=== Data for the task ===

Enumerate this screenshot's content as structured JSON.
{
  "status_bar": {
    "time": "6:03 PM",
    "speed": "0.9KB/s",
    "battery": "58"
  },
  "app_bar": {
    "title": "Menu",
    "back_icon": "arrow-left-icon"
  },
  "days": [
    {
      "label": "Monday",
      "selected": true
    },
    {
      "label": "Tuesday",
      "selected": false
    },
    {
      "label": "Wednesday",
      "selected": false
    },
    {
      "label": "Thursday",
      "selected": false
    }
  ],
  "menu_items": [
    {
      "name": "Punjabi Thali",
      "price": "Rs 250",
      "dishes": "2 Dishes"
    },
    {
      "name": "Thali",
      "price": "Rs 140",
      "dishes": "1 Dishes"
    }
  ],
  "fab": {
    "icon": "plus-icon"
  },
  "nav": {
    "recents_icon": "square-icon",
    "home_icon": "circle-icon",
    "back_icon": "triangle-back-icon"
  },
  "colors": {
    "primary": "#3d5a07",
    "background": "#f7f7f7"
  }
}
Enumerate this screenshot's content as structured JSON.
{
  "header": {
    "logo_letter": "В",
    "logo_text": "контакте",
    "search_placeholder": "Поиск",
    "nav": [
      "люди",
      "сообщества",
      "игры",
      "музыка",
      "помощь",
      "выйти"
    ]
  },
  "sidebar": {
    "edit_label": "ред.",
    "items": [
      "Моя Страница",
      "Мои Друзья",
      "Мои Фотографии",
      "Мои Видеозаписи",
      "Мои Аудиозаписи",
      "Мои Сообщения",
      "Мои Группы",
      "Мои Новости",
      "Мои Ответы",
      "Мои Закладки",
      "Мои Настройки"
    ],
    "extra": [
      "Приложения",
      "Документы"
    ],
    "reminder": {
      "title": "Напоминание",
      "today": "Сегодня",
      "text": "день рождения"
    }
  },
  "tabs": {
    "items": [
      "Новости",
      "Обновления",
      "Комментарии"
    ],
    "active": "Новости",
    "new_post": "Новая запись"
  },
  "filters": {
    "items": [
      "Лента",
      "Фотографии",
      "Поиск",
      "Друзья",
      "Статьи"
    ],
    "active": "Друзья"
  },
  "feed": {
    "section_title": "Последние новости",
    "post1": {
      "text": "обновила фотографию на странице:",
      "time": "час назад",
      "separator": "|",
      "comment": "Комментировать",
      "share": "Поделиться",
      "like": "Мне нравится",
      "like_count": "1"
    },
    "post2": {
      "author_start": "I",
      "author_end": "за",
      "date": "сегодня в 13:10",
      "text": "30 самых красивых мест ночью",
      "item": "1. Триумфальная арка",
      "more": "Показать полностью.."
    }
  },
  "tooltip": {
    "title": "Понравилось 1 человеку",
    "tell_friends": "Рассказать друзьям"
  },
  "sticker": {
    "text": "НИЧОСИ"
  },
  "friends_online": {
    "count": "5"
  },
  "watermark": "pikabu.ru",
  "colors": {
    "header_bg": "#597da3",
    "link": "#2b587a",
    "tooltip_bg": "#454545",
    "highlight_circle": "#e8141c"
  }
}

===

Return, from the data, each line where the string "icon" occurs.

* [Written response]
    "back_icon": "arrow-left-icon"
    "icon": "plus-icon"
    "recents_icon": "square-icon",
    "home_icon": "circle-icon",
    "back_icon": "triangle-back-icon"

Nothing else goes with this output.